Anterior hip replacement recovery is a long, but rewarding process. It may take months to fully recover, but most people can expect to regain their mobility and range of motion within a few weeks. During the first week after surgery, it’s important to keep the hip area elevated and minimize movement in that area. You may be prescribed pain medications, and physical therapists may help you with exercises to help strengthen the muscles around your hip. During the second week, you should be able to transition from using a walker or crutches to using a cane. Exercises to increase range of motion, strength, and flexibility can help reduce stiffness and improve mobility. Starting in the third week, you should be able to start more strenuous activities such as walking up stairs, and light jogging. During the fourth week, you should be able to start returning to your normal daily activities.
The journey to recovery after anterior hip replacement is often long and arduous, but also very rewarding. Recovering from a hip replacement can take anywhere from four to six months to a year, depending on the person’s physical and mental health. During this time, individuals may experience changes in their daily lives, including changes to their mobility, pain levels, and day-to-day activities. Despite these changes, recovery is possible and understanding what to expect during each week of recovery can help ease the transition. In this blog post, we’ll be taking a look at the typical recovery timeline for those who have undergone anterior hip replacement and offering advice and tips on how to make the most of this process.
Week 1: Initial recovery and physical therapy
During the initial recovery stage of your anterior hip replacement, you should expect to be in the hospital for three to four days. During this time, you will receive pain medications and begin to start physical therapy. Your physical therapist will help you move your hip and work on exercises to help you regain strength, balance, and full range of motion. You will also begin to practice walking with a walker, cane, or crutches. Additionally, you will be educated on how to care for your incision and how to prevent infection.
Week 2: Increase physical activity and therapy
During week two of anterior hip replacement recovery, you should increase your physical activity as well as begin physical therapy.

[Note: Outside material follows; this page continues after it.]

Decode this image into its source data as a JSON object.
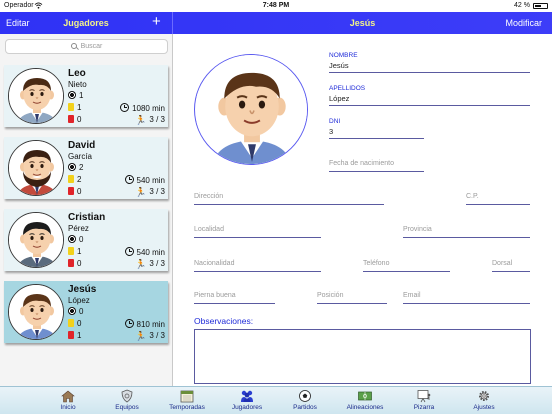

This is when you should start to take short walks and increase the amount of time you stand up and move around. Your physical therapist will work with you to guide your progress. Depending on your rate of healing, your physical therapist may recommend exercises to help you strengthen your hip muscles, improve your balance, and return to sports and other activities. You may also begin to use a stationary bike or an elliptical machine.
Week 3: Increase physical activity further
Week 3 of your Anterior Hip Replacement Recovery is the time to increase your physical activity further. You should start to feel stronger and more mobile with each passing day as your hip joint continues to heal. During this week, you should aim to increase the intensity and duration of your physical activity and work on strengthening the muscles around your hip joint, such as the quadriceps, hamstrings, and gluteal muscles. You can achieve this through exercises like squats, bridges, and planks. Remember to listen to your body and stop if you experience any pain, swelling, or discomfort.
Week 4: Return to most normal activities
By week four of your anterior hip replacement recovery, you should be feeling like your old self again. You should be able to engage in most of your normal activities, such as driving and returning to work. Though you may still experience some pain and stiffness, you should be able to manage it with the help of any medications you’re taking. However, you should still take care when engaging in any activities that require a significant amount of strength and flexibility, such as sports or strenuous exercise. As always, if you experience any pain or discomfort, discontinue the activity and consult your doctor.
Week 5: Return to full activity with modifications as needed
Week 5 marks the end of your recovery period, and you should be able to return to full activity with a few modifications. Your doctor may give you the green light to return to activities like running, hiking, or playing sports, but you may need to adjust your technique or use modified equipment to protect your new hip. You may also need to reduce the intensity or duration of activities you are engaged in. Make sure to follow your doctor’s instructions to ensure that you stay safe and healthy.
In conclusion, anterior hip replacement recovery is a process that requires patience, determination, and understanding. Every person is different and will heal at a different rate, so it is important to discuss your individual recovery timeline with your doctor. If you follow your doctor’s orders, practice proper post-surgical care, and engage in regular physical therapy exercises, you should be able to make a successful recovery.